But make no mistake: as much as Baseball and The  Networks want to make the product available to everyone everywhere, distributors have just as much desire to keep local viewers in the dark during local games.  Because they believe they have a very fat ox waiting to be gored when that happens, and unless some business arrangement or technical system is undertaken to address it, they have no interest in falling on that ox’s horns.

One Option for Cubs in Post-WGN-TV World: Run Their Own Multicast Channel

Ed Sherman has written a couple of pretty good articles, both at his website and in the Chicago Tribune, about what the Cubs might do if they opt out of their agreement WGN-TV to carry 70-75 games per year: operate their own multicast channel.

(To be clear, this is a different deal than the WGN radio situation, in which the Cubs dumped ‘GN for WBBM-AM and the CBS promotional muscle behind it.)

A multicast channel is what “over the air” (OTA) TV has become in the wake of the move to all digital television for US stations in 2009.  Now the main TV channels are all “dash ones” (e.g., 2-1, 5-1, 7-1, etc.), and many of these channels carry subchannels (e.g., 5-2, 5-3, etc.) that feature additional programming, usually old TV shows and movies, cooking shows, or infomercials.

With options for OTA relatively scant—the Cubs can’t move the games over to Comcast SportsNet Chicago (CSN) because, frankly, CSN doesn’t want ’em, and no channel that’s a network affiliate can be expected to take them on—the Cubs would either have to go to a another local channel with less reach (such as WCIU-TV 26 or WPWR-TV 50); go crawling back to WGN and accept their newly suggested arrangement with less guaranteed money and more revenue sharing; or, again, start their own multicast channel, which sounds cool at first thought but would have the potential problem of not getting sufficient carriage by satellite and cable providers to warrant the startup and operational expense.

The Cubs have seemed to put themselves in a fairly bad bind, and the underlying reason for the bind is that, to be blunt, the Cubs suck (or at least they are perceived to suck), sporting one of the worst records in the majors this year.  Add to that the huge gamble being taken by the club to allow the big league club to flounder while relying on certain recent draft picks to take them to the Promised Land, a gamble that have led a lot of longtime Cubs fans to cool their ardor toward the team, and the prospects for the Cubs to generate significant TV revenue looks a lot more iffy now than it did when they presumably sketched out the idea on a bar napkin at a quarter to two in the morning one night some years ago.

Here are links to Sherman’s articles:

Cubs exploring multicast TV outlets for games

Multicast station?
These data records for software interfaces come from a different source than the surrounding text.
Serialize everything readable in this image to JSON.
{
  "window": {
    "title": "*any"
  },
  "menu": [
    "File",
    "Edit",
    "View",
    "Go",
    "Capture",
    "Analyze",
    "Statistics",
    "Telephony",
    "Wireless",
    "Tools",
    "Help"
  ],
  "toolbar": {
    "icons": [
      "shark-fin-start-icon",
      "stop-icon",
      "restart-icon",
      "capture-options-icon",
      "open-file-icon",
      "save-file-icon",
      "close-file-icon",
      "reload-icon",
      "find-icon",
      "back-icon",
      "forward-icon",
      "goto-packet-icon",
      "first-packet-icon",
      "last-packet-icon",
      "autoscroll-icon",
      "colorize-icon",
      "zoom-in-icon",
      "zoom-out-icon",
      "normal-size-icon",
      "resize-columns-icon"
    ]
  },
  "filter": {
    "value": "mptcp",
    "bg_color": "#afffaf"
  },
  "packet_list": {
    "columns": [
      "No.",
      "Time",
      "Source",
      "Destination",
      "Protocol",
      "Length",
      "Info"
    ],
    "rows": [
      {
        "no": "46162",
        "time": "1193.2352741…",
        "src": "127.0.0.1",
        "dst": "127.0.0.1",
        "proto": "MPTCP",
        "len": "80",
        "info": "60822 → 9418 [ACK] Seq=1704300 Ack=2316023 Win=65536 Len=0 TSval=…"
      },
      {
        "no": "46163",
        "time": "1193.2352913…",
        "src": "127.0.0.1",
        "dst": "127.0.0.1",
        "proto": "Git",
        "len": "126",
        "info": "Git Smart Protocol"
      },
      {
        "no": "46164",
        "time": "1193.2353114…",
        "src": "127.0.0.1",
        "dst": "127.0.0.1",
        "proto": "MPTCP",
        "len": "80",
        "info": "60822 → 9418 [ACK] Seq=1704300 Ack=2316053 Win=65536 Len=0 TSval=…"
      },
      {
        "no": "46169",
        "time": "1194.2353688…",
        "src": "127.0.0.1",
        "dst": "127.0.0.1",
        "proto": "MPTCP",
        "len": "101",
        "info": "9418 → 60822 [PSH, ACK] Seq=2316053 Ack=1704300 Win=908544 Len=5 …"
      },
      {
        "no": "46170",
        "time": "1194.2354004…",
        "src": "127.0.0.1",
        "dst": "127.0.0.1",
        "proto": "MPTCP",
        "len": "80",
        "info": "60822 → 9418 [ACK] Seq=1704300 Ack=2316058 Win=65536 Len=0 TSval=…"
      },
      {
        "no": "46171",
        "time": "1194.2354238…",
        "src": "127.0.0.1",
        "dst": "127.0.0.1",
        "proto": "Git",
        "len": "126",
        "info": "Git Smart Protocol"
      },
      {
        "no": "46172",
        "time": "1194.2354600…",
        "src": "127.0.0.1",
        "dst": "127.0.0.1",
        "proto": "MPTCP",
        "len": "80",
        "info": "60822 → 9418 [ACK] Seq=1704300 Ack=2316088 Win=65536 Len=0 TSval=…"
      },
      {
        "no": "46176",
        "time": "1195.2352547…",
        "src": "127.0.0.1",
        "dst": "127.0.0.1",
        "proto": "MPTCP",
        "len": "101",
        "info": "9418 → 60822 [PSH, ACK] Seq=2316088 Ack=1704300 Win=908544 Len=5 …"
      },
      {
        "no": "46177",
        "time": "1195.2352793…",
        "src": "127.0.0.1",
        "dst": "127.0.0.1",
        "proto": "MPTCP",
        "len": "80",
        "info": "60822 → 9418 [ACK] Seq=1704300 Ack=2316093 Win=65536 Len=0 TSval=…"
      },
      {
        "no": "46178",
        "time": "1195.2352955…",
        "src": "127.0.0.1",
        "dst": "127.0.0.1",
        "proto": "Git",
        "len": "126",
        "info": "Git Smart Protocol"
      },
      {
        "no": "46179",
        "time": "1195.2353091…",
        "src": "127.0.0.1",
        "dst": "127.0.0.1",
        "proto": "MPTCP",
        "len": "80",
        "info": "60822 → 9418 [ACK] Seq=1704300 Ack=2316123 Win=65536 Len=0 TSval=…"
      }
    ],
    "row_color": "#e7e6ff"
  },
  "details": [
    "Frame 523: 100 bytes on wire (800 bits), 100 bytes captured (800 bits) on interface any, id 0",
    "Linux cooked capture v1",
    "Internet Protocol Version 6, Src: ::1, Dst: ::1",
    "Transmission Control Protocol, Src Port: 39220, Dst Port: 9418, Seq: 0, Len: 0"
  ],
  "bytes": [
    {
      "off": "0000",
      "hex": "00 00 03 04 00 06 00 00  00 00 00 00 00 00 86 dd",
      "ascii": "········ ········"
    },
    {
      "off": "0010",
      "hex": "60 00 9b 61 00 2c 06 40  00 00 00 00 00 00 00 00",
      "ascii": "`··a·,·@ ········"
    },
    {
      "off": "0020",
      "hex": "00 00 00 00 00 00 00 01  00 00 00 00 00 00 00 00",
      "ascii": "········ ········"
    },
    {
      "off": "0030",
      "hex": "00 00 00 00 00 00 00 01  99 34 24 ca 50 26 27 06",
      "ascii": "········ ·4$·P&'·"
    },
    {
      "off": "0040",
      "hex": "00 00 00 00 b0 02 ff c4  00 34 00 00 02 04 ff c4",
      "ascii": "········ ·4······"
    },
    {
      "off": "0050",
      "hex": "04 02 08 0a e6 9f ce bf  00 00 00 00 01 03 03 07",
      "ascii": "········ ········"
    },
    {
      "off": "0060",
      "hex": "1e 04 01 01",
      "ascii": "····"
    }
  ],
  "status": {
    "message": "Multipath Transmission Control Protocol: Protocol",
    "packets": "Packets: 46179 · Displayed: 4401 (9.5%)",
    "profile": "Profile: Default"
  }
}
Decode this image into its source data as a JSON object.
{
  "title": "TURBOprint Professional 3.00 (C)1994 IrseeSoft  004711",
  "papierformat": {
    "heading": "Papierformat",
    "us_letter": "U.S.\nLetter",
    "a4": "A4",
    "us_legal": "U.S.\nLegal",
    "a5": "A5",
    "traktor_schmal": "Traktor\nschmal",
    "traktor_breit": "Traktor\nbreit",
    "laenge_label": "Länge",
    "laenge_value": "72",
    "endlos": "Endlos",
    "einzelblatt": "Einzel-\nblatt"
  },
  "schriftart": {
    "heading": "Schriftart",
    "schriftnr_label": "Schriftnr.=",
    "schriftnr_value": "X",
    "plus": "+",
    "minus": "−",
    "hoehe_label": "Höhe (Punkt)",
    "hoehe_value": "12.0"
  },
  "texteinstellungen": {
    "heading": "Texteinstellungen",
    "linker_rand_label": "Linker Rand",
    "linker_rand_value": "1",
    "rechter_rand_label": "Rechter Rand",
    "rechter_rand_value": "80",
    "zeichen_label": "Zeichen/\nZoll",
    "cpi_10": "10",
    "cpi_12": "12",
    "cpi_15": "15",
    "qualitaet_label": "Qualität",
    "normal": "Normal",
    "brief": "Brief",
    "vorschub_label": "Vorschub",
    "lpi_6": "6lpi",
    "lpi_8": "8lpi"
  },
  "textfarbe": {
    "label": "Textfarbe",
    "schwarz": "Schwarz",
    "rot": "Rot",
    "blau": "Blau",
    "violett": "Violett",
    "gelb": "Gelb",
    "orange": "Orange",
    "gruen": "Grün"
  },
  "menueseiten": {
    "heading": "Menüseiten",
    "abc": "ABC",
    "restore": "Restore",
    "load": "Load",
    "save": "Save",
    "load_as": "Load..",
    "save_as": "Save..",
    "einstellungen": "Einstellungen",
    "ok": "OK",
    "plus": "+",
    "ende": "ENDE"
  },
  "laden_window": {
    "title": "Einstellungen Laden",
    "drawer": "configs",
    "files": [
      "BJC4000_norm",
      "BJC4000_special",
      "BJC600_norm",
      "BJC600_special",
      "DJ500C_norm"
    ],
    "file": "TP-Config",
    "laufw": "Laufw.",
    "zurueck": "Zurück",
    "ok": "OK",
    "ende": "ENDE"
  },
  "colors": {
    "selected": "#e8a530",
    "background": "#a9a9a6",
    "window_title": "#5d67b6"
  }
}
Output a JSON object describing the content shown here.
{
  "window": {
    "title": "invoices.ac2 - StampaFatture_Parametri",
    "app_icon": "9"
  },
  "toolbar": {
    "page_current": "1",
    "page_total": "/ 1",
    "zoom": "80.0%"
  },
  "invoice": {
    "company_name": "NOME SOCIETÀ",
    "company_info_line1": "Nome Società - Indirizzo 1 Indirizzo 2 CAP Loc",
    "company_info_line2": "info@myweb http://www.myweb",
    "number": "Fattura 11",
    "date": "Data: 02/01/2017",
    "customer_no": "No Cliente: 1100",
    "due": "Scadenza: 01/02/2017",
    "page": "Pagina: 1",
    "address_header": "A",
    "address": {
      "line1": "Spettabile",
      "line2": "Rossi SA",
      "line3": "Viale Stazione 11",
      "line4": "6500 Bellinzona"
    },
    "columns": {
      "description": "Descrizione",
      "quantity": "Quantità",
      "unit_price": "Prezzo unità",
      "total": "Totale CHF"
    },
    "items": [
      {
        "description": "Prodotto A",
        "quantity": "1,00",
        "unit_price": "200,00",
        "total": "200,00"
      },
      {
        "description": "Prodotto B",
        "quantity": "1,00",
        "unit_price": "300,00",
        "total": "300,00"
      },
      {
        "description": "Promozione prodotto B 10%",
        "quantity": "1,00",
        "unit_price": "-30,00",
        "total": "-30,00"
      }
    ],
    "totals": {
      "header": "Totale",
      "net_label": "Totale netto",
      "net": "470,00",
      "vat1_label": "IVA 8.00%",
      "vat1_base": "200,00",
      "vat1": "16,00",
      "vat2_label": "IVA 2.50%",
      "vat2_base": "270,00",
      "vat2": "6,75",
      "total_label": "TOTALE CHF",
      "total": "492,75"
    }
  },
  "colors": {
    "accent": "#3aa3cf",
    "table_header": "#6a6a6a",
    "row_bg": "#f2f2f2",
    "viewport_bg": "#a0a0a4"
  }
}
Cubs could leave WGN TV for highly unconventional outlet

Chicago Broadcast Update: And the Hits Just Keep Coming?

This morning’s Chicago Tribune has a front page story on the potential for the Cubs moving their broadcast (i.e., over-the-air) games, currently on WGN-TV, to another station in the market beginning with 2015.  Possible other TV affiliates, according to the article, might include WPWR-TV (channel 50) and WCIU-TV (channel 26), the latter of which already carries eight overflow Cubs games on behalf of WGN-TV.

I don’t believe the article is breaking any news here, since last year the Cubs exercise their right to pull out of the current WGN-TV deal after the 2014 season, given the current rash of ever-escalating rights deal being signed by teams.  But given the events of the last few days, the paper saw fit to make hay on the story and resurrect to take advantage of exquisite timing.

That said, it is valid to bring up, and the article points out why: for a supposedly big market team that is the darling of so many fans across the country, let alone the city and the state, the Cubs make far less per game on TV rights than other teams of its size.  For example, the article points out that the Los Angeles Dodgers make about $2 million per game in TV rights on their new deal, while the Cubs make just $500,000 per game that runs on Comcast SportsNet, their RSN partner, and about half that for games running on WGN and WCIU, which makes up about half the schedule.

Read all about it here:

Chicago Cubs seeking new TV home, may leave WGN-TV